When you run a background check, you can confirm that a client is who they say they are. Whether you want to do a background check, check their credit, or confirm their educational background, it’s now easier than ever before. You can conduct a simple background check online at an affordable price. And it’s well worth the investment, since a background check can provide you with a more comprehensive view of a candidate before extending an offer, and make you less vulnerable to a negligent hiring lawsuit should one arise in the future.
When you create a job posting, ask applicants to include a few references, with contact information, in addition to their resume. Personal or professional references may be able to provide you with valuable details about a candidate. By reaching out to a candidate’s references, you’ll gain insight about who they are as a person and a worker from people who have known them for a while.
Look at social media
Before making any hiring decisions, take a look at a candidate’s social media accounts. This is just to ensure that they aren’t posting anything grossly irresponsible, or promoting anything that you wouldn’t want your company to be associated with. Keep in mind that if they maintain public social media profiles, your clients and work associates will be able to see them, and their content could reflect on your company.

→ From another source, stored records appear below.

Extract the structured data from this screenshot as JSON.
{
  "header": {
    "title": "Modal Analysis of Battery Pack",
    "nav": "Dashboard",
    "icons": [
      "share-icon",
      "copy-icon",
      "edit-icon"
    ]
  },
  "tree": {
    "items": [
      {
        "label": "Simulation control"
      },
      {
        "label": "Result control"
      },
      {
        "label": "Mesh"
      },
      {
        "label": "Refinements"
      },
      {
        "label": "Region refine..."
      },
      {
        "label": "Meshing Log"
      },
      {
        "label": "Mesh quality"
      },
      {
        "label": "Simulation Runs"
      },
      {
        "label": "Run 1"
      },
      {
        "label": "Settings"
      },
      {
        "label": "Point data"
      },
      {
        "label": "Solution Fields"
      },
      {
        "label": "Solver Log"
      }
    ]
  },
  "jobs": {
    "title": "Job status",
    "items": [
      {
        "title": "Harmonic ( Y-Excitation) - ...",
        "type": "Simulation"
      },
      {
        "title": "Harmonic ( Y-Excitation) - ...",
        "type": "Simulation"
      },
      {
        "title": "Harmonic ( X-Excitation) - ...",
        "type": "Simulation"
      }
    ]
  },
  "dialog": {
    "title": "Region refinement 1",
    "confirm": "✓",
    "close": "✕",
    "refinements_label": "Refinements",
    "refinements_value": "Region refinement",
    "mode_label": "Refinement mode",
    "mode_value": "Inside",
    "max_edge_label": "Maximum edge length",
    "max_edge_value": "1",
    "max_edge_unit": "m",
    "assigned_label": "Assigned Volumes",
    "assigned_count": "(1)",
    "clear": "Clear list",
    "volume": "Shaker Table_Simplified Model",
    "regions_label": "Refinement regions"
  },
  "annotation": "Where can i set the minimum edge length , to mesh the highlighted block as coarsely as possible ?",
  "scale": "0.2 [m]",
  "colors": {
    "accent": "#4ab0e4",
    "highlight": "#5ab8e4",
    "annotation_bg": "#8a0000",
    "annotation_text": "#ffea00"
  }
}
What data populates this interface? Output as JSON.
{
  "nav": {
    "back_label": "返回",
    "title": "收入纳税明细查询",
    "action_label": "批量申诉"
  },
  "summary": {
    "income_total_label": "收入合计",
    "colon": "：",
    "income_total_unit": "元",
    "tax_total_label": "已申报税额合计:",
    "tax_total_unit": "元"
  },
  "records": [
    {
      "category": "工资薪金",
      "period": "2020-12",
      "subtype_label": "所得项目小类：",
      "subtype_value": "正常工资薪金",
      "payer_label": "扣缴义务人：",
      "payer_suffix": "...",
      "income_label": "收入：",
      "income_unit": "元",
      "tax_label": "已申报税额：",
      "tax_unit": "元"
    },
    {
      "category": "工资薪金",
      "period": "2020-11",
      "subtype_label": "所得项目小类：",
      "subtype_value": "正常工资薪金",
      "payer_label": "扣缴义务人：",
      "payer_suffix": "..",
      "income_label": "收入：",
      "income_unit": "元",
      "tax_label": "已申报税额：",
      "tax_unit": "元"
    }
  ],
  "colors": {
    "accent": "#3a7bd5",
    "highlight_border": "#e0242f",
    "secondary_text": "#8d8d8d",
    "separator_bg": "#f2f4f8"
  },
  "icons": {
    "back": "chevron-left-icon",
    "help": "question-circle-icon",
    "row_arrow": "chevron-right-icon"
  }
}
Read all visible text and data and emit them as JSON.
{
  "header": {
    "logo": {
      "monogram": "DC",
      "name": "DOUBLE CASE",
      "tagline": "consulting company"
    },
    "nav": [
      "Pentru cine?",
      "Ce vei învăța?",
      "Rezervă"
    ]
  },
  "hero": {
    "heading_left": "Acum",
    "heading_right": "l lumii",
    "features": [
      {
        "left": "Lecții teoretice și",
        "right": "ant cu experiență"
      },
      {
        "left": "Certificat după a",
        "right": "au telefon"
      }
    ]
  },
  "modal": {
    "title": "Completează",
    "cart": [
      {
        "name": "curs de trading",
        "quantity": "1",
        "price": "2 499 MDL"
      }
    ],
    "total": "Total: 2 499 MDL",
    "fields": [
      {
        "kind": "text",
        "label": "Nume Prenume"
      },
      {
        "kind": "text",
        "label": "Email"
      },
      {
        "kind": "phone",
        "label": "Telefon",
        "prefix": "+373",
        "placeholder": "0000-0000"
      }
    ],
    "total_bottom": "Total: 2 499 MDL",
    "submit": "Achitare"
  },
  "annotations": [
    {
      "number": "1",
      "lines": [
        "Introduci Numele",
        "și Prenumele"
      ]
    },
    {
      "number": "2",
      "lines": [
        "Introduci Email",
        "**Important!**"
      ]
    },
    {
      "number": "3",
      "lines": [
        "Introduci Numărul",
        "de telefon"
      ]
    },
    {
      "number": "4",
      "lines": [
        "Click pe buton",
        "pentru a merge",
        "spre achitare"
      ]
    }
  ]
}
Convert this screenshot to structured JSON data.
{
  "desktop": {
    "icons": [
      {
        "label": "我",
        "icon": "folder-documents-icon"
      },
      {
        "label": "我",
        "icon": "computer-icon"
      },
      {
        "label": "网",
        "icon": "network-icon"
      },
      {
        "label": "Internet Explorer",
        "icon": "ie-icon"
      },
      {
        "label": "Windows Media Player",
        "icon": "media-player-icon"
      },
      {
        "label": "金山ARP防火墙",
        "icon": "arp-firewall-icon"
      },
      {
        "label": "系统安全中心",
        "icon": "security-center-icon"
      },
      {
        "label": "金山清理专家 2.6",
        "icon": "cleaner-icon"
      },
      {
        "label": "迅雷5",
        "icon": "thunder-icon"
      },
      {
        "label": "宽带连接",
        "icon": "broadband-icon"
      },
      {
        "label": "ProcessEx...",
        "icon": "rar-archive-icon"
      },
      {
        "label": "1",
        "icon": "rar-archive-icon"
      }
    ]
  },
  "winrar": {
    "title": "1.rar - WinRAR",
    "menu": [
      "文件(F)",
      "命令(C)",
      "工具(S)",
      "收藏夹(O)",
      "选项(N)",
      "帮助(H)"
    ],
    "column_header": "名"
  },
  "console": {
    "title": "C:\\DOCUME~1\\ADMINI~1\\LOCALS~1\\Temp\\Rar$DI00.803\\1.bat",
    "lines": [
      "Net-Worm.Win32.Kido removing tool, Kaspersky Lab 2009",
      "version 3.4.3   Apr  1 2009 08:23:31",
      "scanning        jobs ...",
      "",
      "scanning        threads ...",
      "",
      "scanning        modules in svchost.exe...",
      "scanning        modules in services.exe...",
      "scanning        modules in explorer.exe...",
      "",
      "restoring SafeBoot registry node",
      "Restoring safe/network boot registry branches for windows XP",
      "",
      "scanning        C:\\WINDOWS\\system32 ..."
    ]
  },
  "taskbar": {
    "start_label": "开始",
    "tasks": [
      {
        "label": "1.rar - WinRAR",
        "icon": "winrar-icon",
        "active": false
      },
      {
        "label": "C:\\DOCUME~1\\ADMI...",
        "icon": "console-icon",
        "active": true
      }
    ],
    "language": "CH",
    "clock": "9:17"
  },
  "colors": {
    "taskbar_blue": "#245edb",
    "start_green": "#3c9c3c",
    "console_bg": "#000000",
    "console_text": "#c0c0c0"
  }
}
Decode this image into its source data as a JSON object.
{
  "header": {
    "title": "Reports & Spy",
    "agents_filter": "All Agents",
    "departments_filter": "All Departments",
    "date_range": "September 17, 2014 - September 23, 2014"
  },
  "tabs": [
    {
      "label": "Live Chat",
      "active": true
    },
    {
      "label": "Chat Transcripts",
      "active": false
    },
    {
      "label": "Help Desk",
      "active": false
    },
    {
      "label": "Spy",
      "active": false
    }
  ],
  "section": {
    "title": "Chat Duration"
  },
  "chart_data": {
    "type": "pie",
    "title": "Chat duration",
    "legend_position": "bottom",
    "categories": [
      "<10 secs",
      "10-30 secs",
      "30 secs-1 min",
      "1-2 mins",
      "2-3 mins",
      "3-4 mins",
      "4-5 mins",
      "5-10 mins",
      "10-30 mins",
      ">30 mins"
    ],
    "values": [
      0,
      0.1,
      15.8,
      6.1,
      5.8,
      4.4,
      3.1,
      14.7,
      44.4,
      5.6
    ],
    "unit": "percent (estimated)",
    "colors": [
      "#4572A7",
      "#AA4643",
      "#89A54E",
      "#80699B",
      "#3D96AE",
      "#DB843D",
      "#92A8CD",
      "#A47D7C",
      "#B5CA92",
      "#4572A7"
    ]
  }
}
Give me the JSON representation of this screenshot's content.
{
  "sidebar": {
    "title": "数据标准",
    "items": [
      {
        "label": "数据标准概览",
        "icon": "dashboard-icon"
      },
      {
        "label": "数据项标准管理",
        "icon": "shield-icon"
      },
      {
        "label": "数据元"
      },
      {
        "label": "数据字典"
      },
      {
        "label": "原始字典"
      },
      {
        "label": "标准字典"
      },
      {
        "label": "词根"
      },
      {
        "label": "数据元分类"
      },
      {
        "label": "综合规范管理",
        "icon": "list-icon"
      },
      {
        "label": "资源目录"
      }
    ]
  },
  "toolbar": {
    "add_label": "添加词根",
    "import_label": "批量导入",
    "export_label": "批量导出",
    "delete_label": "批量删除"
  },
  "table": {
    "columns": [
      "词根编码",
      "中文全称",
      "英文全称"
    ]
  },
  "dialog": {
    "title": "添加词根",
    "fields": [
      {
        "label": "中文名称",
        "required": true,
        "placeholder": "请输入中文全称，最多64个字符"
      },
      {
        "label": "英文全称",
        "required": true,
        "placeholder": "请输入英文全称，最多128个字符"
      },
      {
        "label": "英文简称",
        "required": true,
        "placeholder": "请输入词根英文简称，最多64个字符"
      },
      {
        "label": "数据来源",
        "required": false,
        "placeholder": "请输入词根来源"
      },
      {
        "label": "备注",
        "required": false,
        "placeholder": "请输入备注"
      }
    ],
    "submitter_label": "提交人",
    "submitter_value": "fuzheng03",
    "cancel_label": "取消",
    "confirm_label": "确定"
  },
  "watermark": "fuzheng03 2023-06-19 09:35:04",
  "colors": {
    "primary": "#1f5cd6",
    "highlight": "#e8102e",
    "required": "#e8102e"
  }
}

It can be difficult to deal with the drastic changes that COVID-19 has brought about in the workplace. However, you can take steps to adapt to these new conditions and, in most cases, keep your business running. The only way you’ll be able to keep it running, though, is by reducing the risks you face. So get organized and institute measures to prevent the spread of the virus, come up with a plan in case of an outbreak, and, finally, hire responsible people who can be trusted to carefully follow your new policies.